Wheelwright park and it's hiking trails are listed in The Historical Index Survey of Architectural and Historical Assets of the Commonwealth of Massachusetts.
Most likely it is listed here as a result of enhancements made to the park between the years of 1933 and 1943.
This is when a series of programs were implemented by then President Franklin D. Roosevelt called New Deal. Wheelwright Park is an example of two of these programs within the New Deal that were put in action.
In 1935 the Works Progress Administration built 4000 feet of enhanced gravel paths throughout the park along with fireplaces at areas set out as picnic spots.
Since then, these have become pine needle covered hiking trails helping to lend to the peaceful atmosphere in this forest.

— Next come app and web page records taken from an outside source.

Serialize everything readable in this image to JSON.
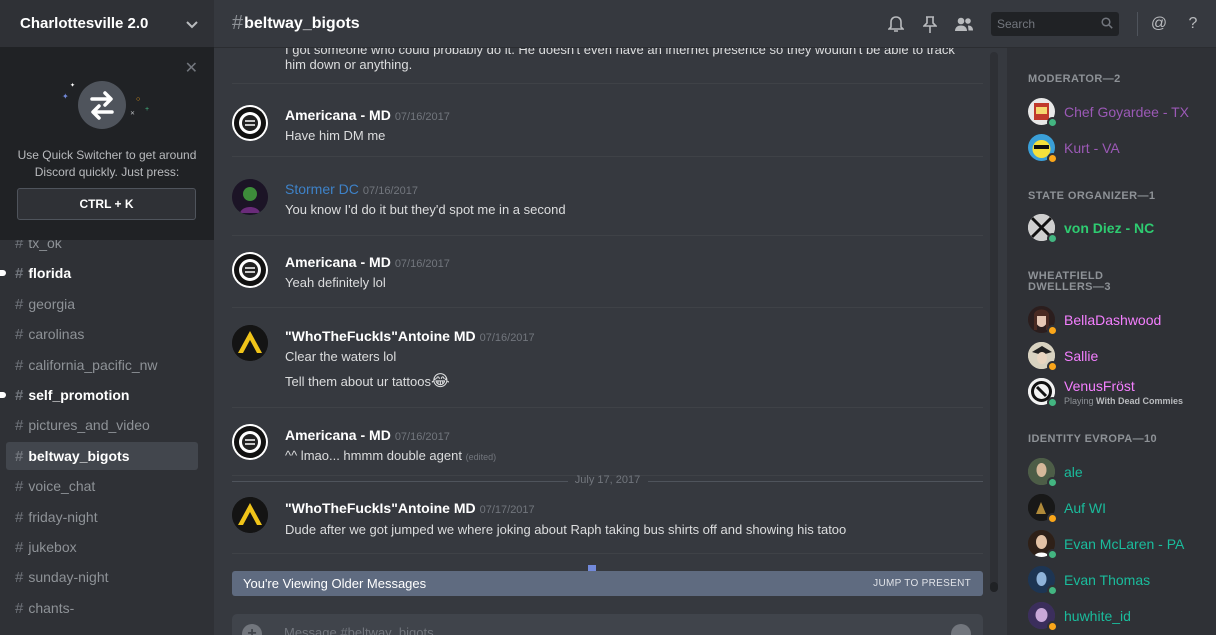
{
  "server": {
    "name": "Charlottesville 2.0"
  },
  "quick_switcher": {
    "tip_line1": "Use Quick Switcher to get around",
    "tip_line2": "Discord quickly. Just press:",
    "shortcut": "CTRL + K"
  },
  "channels": [
    {
      "name": "tx_ok",
      "state": "normal"
    },
    {
      "name": "florida",
      "state": "unread"
    },
    {
      "name": "georgia",
      "state": "normal"
    },
    {
      "name": "carolinas",
      "state": "normal"
    },
    {
      "name": "california_pacific_nw",
      "state": "normal"
    },
    {
      "name": "self_promotion",
      "state": "unread"
    },
    {
      "name": "pictures_and_video",
      "state": "normal"
    },
    {
      "name": "beltway_bigots",
      "state": "active"
    },
    {
      "name": "voice_chat",
      "state": "normal"
    },
    {
      "name": "friday-night",
      "state": "normal"
    },
    {
      "name": "jukebox",
      "state": "normal"
    },
    {
      "name": "sunday-night",
      "state": "normal"
    },
    {
      "name": "chants-",
      "state": "normal"
    }
  ],
  "header": {
    "hash": "#",
    "channel": "beltway_bigots",
    "search_placeholder": "Search",
    "mention_icon": "@",
    "help_icon": "?"
  },
  "messages": {
    "m0": {
      "line1": "I got someone who could probably do it. He doesn't even have an internet presence so they wouldn't be able to track",
      "line2": "him down or anything."
    },
    "m1": {
      "author": "Americana - MD",
      "time": "07/16/2017",
      "text": "Have him DM me"
    },
    "m2": {
      "author": "Stormer DC",
      "time": "07/16/2017",
      "text": "You know I'd do it but they'd spot me in a second"
    },
    "m3": {
      "author": "Americana - MD",
      "time": "07/16/2017",
      "text": "Yeah definitely lol"
    },
    "m4": {
      "author": "\"WhoTheFuckIs\"Antoine MD",
      "time": "07/16/2017",
      "text1": "Clear the waters lol",
      "text2": "Tell them about ur tattoos",
      "emoji": "😂"
    },
    "m5": {
      "author": "Americana - MD",
      "time": "07/16/2017",
      "text": "^^ lmao... hmmm double agent",
      "edited": "(edited)"
    },
    "date_divider": "July 17, 2017",
    "m6": {
      "author": "\"WhoTheFuckIs\"Antoine MD",
      "time": "07/17/2017",
      "text": "Dude after we got jumped we where joking about Raph taking bus shirts off and showing his tatoo"
    }
  },
  "older_bar": {
    "left": "You're Viewing Older Messages",
    "right": "JUMP TO PRESENT"
  },
  "composer": {
    "placeholder": "Message #beltway_bigots",
    "plus": "+"
  },
  "members": {
    "roles": {
      "moderator": "MODERATOR—2",
      "state_organizer": "STATE ORGANIZER—1",
      "wheatfield_1": "WHEATFIELD",
      "wheatfield_2": "DWELLERS—3",
      "identity": "IDENTITY EVROPA—10"
    },
    "list": {
      "chef": {
        "name": "Chef Goyardee - TX",
        "color": "#9b59b6",
        "status": "#43b581"
      },
      "kurt": {
        "name": "Kurt - VA",
        "color": "#9b59b6",
        "status": "#faa61a"
      },
      "diez": {
        "name": "von Diez - NC",
        "color": "#2ecc71",
        "status": "#43b581"
      },
      "bella": {
        "name": "BellaDashwood",
        "color": "#f47fff",
        "status": "#faa61a"
      },
      "sallie": {
        "name": "Sallie",
        "color": "#f47fff",
        "status": "#faa61a"
      },
      "venus": {
        "name": "VenusFröst",
        "color": "#f47fff",
        "status": "#43b581",
        "playing_prefix": "Playing",
        "game": "With Dead Commies"
      },
      "ale": {
        "name": "ale",
        "color": "#1abc9c",
        "status": "#43b581"
      },
      "auf": {
        "name": "Auf WI",
        "color": "#1abc9c",
        "status": "#faa61a"
      },
      "evanm": {
        "name": "Evan McLaren - PA",
        "color": "#1abc9c",
        "status": "#43b581"
      },
      "evant": {
        "name": "Evan Thomas",
        "color": "#1abc9c",
        "status": "#43b581"
      },
      "huwhite": {
        "name": "huwhite_id",
        "color": "#1abc9c",
        "status": "#faa61a"
      }
    }
  },
  "icons": [
    "chevron-down-icon",
    "close-icon",
    "quick-switcher-arrows-icon",
    "hash-icon",
    "bell-icon",
    "pin-icon",
    "members-icon",
    "search-icon",
    "mention-icon",
    "help-icon",
    "plus-icon",
    "emoji-icon"
  ]
}
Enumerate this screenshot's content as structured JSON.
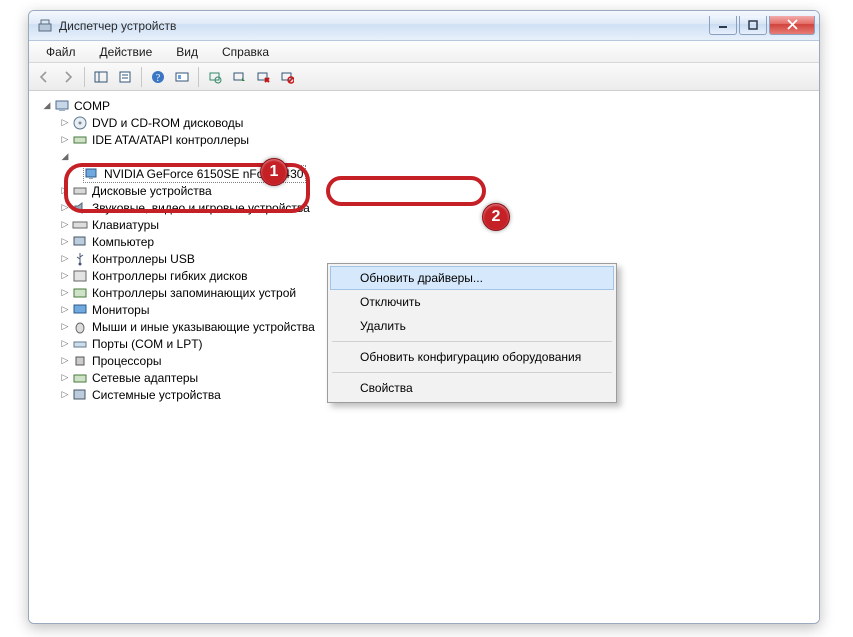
{
  "window": {
    "title": "Диспетчер устройств"
  },
  "menubar": {
    "file": "Файл",
    "action": "Действие",
    "view": "Вид",
    "help": "Справка"
  },
  "tree": {
    "root": "COMP",
    "items": [
      "DVD и CD-ROM дисководы",
      "IDE ATA/ATAPI контроллеры"
    ],
    "selected_device": "NVIDIA GeForce 6150SE nForce 430",
    "items2": [
      "Дисковые устройства",
      "Звуковые, видео и игровые устройства",
      "Клавиатуры",
      "Компьютер",
      "Контроллеры USB",
      "Контроллеры гибких дисков",
      "Контроллеры запоминающих устрой",
      "Мониторы",
      "Мыши и иные указывающие устройства",
      "Порты (COM и LPT)",
      "Процессоры",
      "Сетевые адаптеры",
      "Системные устройства"
    ]
  },
  "context_menu": {
    "update": "Обновить драйверы...",
    "disable": "Отключить",
    "delete": "Удалить",
    "scan": "Обновить конфигурацию оборудования",
    "props": "Свойства"
  },
  "callouts": {
    "one": "1",
    "two": "2"
  }
}
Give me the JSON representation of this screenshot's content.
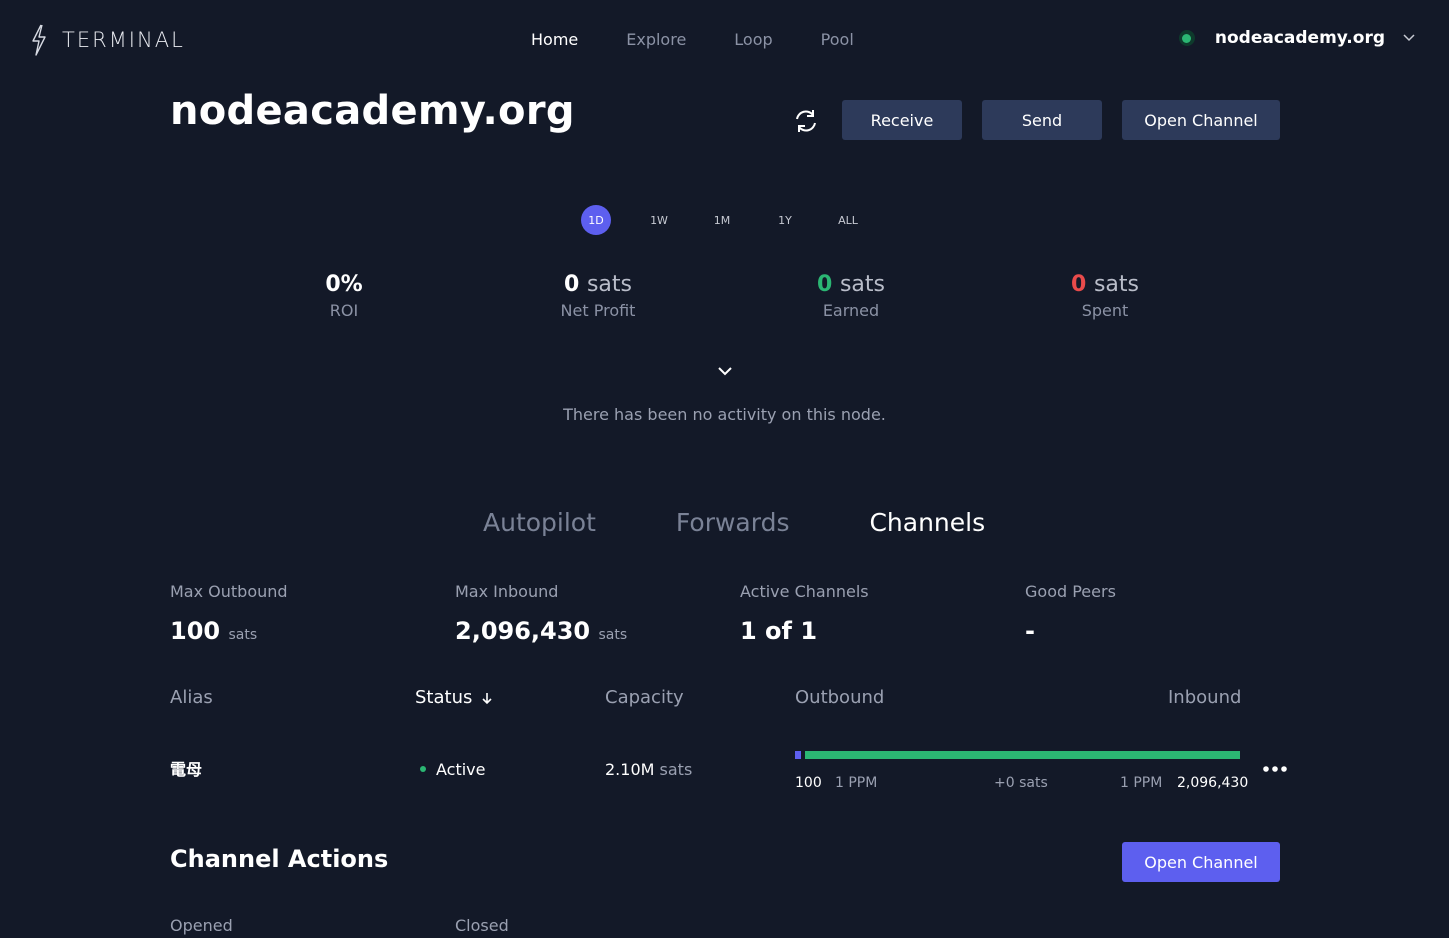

The Works Progress Administration later called the Works Project Administration or WPA was put in place to give relief to the millions of unemployed after the Great Depression. These were mostly unskilled labor jobs used to carry out public works projects. The work of this project was carried out on public parks, schools and other public construction including bridges.
Another feature of the park is the ice skating pond built in the 1930's by the Civilian Conservation Corps.
The Civilian Conservation Corps was another program of Roosevelt's New Deal.
This program targeted conserving and developing natural resources in rural areas. It also targeted unmarried men between the ages of 18-25 of families needing financial relief.
This provided the workers with clothes, food and
shelter. The bulk of the wage they earned was to be sent home to help
Both of these programs helped unskilled men and at times women, find and develop skills that made them more employable.
The park and it's hiking trails comprise of 232 acres which include a 32 acre parcel called the Barnes Wildlife Sanctuary which was purchased in 2003 from the Barnes family.
This together with Wheelwright Park comprise of the first 112 acres.
Here in the Barnes Wildlife Sanctuary, is the part of the park where it seems the most rocky inclines exist. Though this makes this area quite interesting, still it does not amount to anything challenging.
The skating pond is on the border of the two pieces of property.
It was restored in 2002 as an eagle project by the Boy Scout Troop #28.
This same Boy Scout Troop uses a portion of the park as a campground and is responsible for much of the present day maintenance of the park and it's hiking trails.
Though much of the work done on the park occurred in the 30's and 40's there is mention of the park's existence as early as the turn of the century.
There are two entrances to Wheelwright park. One on North Main st which appears to be the main entrance with a parking lot. The other end is on Forest St with room for several cars at the side of the street.
On the map of the property the main trails are marked in bright yellow and aqua. These are cart path to road sized hiking trails. The orange marked trails are side paths. The main trail connects the two entrances to the park. From the main parking area on North Main st., the trail makes a bit of a climb. The rest of the hike is an easy walk.
Once you make your way around the big turn on the main trail you will notice paths leading into Holly Hill Farm or the Cornelia and Richardson White Woods. These comprise of another 120 acres of the total 232. These as well, are mostly grassy and easy walking.
One help that lets you know that you are in White Woods portion of the park, are the letters that mark the hiking trails there.
Another interesting feature are the glacial remains such as Big Tippling Rock and Little Tippling Rock.
Though you may find the remains of the original fireplaces built in the park, currently fires are not allowed.
While dogs are allowed in the park they must be leashed in the parking area, but may roam free everywhere else as long as they are well behaved and in control.
All dog waste should be picked up and removed.
No hunting or trapping of any sort is allowed, nor any motorized vehicles.
Though many feel the fall is hunting season,
All Seasons are Hunting Season
learn how to keep safe when hunting season hiking!
From route 3 take exit 14 heading toward hingham. At 2nd set of lights continue straight on route 228. At intersection with route 3A go right. Follow till King St on the left. At next intersection continue straight on Forest Ave or take a right on North Main st. for the main entrance.
North Main St. entrance for many parking spaces. Limited parking along the Forest St. entrance.
Several hours needed to explore the full extent of the park.
no reliable sources found
Bird watching, snow shoeing, x-country ski,